Source data:
== Segment start ==
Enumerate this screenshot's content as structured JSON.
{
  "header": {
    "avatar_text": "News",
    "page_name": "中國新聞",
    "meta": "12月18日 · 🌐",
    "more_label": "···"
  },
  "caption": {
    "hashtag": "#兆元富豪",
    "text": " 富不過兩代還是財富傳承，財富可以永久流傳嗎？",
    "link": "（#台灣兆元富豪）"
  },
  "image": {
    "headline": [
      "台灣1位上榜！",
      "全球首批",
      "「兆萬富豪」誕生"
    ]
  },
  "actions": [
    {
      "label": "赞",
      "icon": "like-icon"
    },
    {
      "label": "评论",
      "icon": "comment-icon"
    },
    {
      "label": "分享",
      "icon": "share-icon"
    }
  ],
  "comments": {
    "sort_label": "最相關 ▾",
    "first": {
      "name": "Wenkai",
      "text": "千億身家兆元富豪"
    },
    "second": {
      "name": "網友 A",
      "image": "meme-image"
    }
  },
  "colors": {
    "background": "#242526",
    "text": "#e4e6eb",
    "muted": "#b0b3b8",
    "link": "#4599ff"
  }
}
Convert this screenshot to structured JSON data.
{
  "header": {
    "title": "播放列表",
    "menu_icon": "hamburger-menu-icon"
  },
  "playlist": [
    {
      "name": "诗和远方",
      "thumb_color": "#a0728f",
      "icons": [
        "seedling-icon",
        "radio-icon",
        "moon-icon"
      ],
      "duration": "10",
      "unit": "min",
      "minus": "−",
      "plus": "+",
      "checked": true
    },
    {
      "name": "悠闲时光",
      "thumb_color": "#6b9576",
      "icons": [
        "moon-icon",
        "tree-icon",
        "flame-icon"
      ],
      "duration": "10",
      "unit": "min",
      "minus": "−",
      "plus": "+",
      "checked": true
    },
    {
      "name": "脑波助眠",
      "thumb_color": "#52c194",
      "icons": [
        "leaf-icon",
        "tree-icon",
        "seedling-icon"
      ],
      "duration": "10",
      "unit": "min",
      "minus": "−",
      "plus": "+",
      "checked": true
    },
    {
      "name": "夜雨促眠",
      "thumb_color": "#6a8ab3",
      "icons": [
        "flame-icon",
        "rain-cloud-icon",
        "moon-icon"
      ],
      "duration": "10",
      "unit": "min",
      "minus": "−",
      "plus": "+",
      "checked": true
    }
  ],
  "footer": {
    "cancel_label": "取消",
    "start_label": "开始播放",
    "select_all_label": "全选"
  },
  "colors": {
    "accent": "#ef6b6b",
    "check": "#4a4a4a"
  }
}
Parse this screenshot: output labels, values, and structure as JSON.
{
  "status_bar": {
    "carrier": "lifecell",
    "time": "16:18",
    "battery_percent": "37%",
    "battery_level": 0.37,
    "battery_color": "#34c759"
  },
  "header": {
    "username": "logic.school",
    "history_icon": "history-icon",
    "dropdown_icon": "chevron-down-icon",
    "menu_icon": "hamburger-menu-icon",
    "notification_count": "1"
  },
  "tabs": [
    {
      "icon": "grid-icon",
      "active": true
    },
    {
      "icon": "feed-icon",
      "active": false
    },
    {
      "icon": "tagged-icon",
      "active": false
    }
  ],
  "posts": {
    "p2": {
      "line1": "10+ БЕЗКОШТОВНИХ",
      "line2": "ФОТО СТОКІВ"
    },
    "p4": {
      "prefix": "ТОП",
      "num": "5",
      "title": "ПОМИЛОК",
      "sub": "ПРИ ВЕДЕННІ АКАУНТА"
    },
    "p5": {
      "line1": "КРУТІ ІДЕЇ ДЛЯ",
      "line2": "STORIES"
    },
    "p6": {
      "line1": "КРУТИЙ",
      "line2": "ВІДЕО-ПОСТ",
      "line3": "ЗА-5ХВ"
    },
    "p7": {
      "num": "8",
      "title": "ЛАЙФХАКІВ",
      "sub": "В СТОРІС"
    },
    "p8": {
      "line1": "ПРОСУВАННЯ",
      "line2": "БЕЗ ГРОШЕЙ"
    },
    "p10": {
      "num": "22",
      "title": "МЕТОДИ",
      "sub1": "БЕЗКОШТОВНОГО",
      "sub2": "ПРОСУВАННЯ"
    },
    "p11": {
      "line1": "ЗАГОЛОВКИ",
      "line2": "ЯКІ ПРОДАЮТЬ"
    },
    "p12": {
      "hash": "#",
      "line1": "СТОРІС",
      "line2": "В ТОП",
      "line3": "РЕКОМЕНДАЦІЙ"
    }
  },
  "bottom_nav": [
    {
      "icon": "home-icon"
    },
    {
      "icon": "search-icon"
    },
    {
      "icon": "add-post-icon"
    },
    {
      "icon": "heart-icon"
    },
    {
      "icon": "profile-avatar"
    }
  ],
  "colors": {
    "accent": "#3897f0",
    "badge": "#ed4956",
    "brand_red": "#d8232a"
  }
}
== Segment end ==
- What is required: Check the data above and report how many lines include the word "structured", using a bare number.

- Solution to the problem: 2